You control Ori, who is a glowing little creature just trying to find its way in the world. The forest is in peril, so the heart of the forest must be found. If light is not restored, all is lost. The story is very unique, as it is told mostly all through scenery.
Most of this game looks like a Studio Ghibli film. It is one of the most beautiful games currently available. Despite being a 2D platformer, the environment always feels like something you’ve never experienced in a game before. The gorgeous score only helps add to what is a remarkable and unique adventure.
Being a 2D platformer, many points in the game are difficult. We’re not talking Super Meat Boy or Volgarr The Viking difficult, but it still has its moments. The game keeps you wanting to get past super hard parts without feeling like it’s impossible. The game also has a fairly large skill tree, allowing you to unlock new abilities and revisit old areas. Using these new abilities to get past previous difficult areas is always satisfying. They allow you to interact with the environment and access hidden areas. One of the early abilities is allowing Ori to climb up walls, for example.
One of the most unique parts of Ori and the Blind Forest is the save system. Throughout the game, Ori acquires resources for killing enemies. This resource can be used to upgrade your abilities. Alternatively, you can use it to save whenever you want. It makes you want to choose wisely when you reach a difficult part or feel the need to save. In the end game, it doesn’t matter as much because energy resources are very plentiful.
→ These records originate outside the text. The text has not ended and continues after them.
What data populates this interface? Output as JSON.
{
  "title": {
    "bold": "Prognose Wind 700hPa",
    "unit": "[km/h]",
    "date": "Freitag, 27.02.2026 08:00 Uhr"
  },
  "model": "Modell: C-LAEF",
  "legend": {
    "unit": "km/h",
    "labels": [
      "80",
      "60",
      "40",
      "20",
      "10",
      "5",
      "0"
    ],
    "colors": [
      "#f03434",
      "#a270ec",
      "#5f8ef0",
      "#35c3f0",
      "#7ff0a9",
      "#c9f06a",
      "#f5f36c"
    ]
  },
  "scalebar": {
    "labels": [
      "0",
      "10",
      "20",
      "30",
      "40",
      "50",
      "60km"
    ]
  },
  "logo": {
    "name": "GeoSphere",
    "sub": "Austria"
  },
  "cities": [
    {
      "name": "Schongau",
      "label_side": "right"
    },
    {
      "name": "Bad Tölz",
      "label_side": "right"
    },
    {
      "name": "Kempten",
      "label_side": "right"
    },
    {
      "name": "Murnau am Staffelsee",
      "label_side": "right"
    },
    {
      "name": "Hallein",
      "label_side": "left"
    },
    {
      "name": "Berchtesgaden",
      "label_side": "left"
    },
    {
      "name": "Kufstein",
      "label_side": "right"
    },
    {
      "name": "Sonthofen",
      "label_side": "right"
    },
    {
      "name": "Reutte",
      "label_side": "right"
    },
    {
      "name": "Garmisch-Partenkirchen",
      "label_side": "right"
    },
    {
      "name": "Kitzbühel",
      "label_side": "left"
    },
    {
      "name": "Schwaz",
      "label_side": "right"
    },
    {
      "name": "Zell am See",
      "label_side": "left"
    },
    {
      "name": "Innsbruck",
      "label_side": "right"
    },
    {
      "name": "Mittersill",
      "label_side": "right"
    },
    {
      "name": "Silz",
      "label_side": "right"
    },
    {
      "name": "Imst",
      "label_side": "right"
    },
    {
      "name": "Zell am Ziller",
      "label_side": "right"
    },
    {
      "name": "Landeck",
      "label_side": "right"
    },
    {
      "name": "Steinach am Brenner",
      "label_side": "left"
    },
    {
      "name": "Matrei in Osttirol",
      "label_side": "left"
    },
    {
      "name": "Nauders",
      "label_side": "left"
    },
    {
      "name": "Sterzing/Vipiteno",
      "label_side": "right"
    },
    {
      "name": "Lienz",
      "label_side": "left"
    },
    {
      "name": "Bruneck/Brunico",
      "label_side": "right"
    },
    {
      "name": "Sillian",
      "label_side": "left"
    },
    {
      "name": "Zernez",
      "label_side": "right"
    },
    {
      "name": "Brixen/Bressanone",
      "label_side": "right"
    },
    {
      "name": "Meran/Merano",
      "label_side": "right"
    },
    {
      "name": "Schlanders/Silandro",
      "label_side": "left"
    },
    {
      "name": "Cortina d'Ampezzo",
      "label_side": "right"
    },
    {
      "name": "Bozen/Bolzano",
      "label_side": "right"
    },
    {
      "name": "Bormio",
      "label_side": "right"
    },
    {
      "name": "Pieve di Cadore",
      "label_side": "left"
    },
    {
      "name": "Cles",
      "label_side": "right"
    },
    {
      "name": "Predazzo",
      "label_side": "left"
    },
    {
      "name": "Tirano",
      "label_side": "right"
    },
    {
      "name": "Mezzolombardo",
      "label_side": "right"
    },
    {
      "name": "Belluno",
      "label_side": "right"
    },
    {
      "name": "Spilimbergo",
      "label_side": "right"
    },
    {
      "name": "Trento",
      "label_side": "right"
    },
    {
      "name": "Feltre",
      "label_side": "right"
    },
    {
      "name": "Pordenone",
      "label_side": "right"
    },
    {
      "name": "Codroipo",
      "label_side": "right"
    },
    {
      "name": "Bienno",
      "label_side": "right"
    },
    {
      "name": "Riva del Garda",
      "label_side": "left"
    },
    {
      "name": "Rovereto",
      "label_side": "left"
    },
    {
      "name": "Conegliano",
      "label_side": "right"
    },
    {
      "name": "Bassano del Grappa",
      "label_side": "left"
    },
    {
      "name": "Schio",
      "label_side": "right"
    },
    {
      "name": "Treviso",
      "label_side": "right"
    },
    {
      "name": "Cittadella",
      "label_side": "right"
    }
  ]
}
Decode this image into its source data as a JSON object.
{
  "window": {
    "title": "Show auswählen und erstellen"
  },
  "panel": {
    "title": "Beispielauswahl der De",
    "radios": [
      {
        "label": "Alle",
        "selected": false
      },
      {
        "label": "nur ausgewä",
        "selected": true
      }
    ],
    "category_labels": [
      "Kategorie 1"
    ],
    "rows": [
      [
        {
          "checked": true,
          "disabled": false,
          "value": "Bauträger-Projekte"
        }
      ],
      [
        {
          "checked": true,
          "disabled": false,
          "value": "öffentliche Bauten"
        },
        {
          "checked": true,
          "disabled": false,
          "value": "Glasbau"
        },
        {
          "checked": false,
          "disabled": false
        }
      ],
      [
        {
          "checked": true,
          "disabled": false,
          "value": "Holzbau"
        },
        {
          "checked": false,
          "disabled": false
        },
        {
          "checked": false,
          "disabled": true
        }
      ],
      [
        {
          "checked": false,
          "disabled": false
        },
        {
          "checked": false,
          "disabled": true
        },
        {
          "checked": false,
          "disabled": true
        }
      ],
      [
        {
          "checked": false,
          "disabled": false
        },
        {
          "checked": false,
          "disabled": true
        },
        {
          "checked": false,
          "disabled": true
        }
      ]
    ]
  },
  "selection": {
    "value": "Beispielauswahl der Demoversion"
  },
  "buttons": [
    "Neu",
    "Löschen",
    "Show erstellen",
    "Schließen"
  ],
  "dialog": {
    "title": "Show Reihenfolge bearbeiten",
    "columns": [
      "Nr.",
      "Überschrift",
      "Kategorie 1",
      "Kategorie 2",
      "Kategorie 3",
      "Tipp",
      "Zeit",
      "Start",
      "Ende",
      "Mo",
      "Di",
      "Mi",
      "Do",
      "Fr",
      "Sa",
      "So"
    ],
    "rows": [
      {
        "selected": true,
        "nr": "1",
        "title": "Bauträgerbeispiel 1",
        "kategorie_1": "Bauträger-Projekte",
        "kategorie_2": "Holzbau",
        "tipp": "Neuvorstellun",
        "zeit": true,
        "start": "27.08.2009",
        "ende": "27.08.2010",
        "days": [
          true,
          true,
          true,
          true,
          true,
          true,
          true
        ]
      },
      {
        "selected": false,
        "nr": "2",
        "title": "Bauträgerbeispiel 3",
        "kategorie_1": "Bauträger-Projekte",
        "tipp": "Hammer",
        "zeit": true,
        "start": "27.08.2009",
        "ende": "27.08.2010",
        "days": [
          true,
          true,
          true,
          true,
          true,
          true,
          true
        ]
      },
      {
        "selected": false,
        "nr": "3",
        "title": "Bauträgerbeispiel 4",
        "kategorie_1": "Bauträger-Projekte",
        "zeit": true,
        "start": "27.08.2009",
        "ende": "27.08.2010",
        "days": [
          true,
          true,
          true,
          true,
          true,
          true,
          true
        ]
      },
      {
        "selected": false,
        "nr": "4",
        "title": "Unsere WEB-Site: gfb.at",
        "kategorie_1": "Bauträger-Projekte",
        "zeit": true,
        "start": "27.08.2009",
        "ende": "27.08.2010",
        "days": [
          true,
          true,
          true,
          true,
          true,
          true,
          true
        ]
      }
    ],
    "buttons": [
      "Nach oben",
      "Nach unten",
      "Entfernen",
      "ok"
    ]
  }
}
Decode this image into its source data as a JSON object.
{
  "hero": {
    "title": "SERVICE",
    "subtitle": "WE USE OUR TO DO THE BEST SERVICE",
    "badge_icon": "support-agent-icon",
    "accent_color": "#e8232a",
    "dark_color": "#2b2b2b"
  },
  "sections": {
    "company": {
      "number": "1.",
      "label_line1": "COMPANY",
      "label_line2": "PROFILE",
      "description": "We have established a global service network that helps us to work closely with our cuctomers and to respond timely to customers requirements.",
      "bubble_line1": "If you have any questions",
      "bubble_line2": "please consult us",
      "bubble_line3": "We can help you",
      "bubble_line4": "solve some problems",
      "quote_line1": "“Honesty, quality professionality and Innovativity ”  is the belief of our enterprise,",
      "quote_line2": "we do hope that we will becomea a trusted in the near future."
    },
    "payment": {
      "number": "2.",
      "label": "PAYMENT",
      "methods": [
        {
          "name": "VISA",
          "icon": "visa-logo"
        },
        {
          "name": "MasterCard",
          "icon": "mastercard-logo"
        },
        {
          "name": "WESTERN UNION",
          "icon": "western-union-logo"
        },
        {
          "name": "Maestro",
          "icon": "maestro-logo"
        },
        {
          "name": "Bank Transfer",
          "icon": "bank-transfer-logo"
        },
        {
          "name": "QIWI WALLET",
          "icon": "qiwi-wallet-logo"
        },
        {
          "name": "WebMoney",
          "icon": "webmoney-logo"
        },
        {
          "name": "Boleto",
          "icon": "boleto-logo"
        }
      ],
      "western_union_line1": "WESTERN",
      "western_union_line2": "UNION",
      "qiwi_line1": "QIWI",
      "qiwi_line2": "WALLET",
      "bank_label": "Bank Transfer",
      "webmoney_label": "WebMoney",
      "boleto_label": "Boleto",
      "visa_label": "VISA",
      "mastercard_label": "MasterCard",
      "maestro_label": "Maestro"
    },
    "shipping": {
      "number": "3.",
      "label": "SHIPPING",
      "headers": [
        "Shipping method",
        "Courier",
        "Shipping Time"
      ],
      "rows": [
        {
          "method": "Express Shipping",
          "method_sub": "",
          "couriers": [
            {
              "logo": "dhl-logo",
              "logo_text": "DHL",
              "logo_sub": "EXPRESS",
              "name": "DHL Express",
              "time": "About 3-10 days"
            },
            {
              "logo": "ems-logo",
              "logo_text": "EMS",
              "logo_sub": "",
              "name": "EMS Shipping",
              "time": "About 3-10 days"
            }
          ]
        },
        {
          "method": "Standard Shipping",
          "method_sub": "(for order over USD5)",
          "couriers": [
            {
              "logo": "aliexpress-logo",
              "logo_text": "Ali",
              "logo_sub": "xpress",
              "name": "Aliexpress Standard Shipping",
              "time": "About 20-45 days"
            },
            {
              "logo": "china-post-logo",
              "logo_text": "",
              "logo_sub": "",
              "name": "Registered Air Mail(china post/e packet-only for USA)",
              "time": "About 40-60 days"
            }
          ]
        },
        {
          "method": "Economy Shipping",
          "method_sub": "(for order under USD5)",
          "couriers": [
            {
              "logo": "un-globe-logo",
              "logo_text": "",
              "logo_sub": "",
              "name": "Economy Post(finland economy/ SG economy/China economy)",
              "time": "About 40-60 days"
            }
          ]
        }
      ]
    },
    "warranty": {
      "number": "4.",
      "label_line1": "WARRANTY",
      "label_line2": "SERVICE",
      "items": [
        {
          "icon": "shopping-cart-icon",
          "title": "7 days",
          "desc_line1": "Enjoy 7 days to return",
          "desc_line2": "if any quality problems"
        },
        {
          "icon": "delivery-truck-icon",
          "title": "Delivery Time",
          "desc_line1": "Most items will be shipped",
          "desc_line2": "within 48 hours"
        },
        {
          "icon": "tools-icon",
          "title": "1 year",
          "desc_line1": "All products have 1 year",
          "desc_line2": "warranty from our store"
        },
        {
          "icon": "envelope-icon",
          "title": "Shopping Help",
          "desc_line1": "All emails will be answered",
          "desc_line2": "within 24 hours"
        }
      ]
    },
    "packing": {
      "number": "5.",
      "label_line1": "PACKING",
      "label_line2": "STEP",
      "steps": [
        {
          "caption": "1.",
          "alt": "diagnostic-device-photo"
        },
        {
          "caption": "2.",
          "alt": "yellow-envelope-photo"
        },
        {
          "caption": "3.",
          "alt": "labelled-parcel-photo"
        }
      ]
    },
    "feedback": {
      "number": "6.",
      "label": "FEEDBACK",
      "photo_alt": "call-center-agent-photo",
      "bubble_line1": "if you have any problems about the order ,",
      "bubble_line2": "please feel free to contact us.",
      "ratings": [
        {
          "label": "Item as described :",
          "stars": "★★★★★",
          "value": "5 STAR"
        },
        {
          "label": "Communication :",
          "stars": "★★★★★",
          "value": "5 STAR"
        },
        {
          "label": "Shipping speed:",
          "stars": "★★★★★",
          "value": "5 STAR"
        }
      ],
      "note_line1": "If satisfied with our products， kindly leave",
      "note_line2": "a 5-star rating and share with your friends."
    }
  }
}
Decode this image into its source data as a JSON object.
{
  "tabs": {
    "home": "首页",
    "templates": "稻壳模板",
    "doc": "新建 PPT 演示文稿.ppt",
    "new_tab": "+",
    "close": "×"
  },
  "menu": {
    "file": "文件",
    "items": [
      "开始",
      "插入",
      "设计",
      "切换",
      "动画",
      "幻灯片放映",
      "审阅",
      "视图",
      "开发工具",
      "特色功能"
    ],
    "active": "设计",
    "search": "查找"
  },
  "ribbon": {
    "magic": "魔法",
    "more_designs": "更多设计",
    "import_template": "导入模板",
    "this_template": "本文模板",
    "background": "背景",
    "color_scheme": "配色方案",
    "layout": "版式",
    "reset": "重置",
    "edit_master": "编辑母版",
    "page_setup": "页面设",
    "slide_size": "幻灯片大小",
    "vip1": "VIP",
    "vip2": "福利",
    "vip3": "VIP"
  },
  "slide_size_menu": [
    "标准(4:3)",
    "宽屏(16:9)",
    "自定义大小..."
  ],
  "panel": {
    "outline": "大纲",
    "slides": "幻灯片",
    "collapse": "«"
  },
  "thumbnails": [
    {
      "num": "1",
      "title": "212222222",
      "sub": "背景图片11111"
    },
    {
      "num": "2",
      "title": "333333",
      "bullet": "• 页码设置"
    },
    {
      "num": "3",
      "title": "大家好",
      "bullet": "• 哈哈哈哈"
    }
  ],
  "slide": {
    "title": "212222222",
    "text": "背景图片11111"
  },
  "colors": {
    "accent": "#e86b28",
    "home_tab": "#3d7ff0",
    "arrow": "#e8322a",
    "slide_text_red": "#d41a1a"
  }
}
This is welcomed, though, as later parts of the game are much more difficult.I would like to see more games be influenced by this unique system.
However, there were definitely times where I got a little frustrated with the design flow. For example, the game has three segments where you are not allowed to save at all. Each of these has a part where you are timed. You have to complete the objective in a single shot, otherwise you will fail. It sort of changes up the pace and while that could have been beneficial, this seems a bit forced by relying on a familiar trope in gaming.
Never feeling too difficult while making sure you are pleasantly frustrated, Ori and the Blind Forest more than does its job at living up to the hype. Considering the game was made by a very small team, it should hopefully send a positive ripple through developers everywhere. Ultimately, it joins its place as one of the better new age “Metroidvania’s,” more than holding its own in the category. A moving experience with a story told only through clever pieces and gorgeous artwork, Ori and the Blind Forest is an absolute steal at $20. It is one of the best games so far on the current generation.
Ori and the Blind Forest was reviewed using a digital copy provided by Microsoft*
Ori and the Blind Forest welcomes a new age of platformers by taking its place as the best one in the last few years.